One of my favorite newspaper cartoons is Dilbert. Dilbert is a software engineer living in a cubicle world surrounded by the absurdities of modern corporate life. My favorite episode is when Dilbert is conversing with a marketing manager who is urgently trying to get him to do something Dilbert doesn’t want to do. Finally, the frustrated marketing manager says, “Look engineering boy, I know you can’t resist the siren call of a good process.”
Admittedly, as an engineer by training before going into sales, I enjoy a good process. I’ve observed that in telephone sales, a good process makes the difference between success and failure. Place the best salesperson in an environment with no guidelines, no requirements, no support, no training and they are doomed to fail or at least, produce lackluster sales. Put an average salesperson into a good process and they will succeed.
In a nutshell, the sales manager stands between the telephone salesperson and the organization, and needs to be able to: A) design a business model which will generate the results required within an acceptable cost-of-sales budget; B) plan sales activities (e.g., positioning, call outlines, activity goals); C) select the right employees; D) orient and train representatives, both reoccurring training for experienced representatives and onboarding for new reps; E) create effective policies which are standing answers to reoccurring questions and constraints on the activities of the telephone salespeople (e.g., pricing, credit terms, product adjustments); F) coach telephone salespeople to close the gap between high and low performers; G) provide emotional nutrition to balance the emotional labor invested by the salesperson; H) and finally, solve operational problems between the telephone salesperson’s customers and the organization. These activities together produce a system, a process which is scalable, and successful.

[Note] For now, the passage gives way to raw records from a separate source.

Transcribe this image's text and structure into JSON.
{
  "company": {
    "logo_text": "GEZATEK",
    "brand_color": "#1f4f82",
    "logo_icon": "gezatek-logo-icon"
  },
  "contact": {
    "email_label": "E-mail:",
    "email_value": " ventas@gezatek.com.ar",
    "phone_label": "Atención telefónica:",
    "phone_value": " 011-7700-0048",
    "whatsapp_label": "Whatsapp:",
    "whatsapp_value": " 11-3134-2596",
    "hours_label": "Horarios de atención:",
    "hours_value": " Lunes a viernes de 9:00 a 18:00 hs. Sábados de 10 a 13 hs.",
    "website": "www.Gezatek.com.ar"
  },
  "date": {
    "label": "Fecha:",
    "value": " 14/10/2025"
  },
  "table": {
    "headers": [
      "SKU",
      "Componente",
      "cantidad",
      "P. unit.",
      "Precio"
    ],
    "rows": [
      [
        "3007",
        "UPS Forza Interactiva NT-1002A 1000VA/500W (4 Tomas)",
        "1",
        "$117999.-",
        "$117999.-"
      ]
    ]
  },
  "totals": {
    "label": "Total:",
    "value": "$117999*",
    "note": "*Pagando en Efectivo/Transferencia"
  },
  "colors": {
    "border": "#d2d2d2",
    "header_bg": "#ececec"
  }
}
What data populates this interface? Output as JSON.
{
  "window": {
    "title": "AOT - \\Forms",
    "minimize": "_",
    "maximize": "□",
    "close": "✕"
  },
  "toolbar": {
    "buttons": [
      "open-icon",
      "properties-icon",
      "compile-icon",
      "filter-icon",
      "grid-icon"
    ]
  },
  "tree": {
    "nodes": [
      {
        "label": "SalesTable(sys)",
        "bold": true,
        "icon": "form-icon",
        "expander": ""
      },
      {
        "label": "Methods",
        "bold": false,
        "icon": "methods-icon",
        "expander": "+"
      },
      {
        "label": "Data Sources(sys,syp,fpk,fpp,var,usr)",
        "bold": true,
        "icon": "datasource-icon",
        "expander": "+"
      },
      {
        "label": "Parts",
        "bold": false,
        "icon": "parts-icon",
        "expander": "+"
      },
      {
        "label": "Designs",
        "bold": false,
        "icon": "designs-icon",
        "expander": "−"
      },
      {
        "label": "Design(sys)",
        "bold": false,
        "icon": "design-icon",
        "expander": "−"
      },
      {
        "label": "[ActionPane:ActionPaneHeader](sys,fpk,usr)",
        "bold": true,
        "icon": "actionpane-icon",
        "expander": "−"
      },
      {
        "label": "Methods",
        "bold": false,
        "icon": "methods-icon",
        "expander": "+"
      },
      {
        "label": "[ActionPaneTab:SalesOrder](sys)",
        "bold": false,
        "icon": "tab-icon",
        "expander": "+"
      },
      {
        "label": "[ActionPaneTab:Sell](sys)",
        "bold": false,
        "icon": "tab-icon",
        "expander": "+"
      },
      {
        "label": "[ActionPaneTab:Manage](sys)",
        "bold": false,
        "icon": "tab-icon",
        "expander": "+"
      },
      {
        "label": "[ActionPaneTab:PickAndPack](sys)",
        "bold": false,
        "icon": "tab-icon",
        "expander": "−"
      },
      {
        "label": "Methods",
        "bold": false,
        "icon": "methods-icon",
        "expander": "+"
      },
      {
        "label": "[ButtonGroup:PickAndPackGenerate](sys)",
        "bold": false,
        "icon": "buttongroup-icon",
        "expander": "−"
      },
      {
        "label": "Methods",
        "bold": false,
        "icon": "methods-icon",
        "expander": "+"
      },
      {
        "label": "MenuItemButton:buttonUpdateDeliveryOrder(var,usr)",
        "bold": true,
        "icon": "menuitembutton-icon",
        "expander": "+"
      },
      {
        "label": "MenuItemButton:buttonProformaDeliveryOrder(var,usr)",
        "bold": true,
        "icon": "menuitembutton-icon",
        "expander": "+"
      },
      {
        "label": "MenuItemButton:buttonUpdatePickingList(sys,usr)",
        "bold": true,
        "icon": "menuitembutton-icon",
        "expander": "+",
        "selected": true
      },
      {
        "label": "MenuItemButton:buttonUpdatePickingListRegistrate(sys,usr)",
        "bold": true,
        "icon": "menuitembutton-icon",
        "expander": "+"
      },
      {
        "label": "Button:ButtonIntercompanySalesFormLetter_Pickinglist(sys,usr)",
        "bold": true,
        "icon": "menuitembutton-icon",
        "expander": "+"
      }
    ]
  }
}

Too many times, organizations hire salespeople first without designing the process that will make them successful. Not only is this demoralizing, but it is expensive. To often, if the salespeople don’t succeed, they are blamed, not the fact they don’t have call outlines which are effective, territories with real potential, or emotional and organizational support.
Motivation is important in sales, but the clearest motivator is the clarity of the sales task. If the salesperson knows to be successful, do “A”, then “B”, and finish with “C”, they will do these things. And success will sufficiently motivate the salesperson to do more. If they don’t know what to do next, and don’t know the pathway to be successful, this alone will be demotivating, regardless of the compensation plan or their aptitude for the job. Anytime a salesperson is struggling to know what to do next, motivation is diminishing, commitment evaporating.
In many organizations, the sales manager was a leading producer, plucked out of the sales group because of their success, and these sales managers may see their primary job as assisting other salespeople close big deals, thereby ignoring the tedious task of establishing a good sales process. But sales management is more about designing and leading a process where the salespeople can be effective.
You know, I just can’t resist the siren call of a good sales process, because that’s where revenue is born.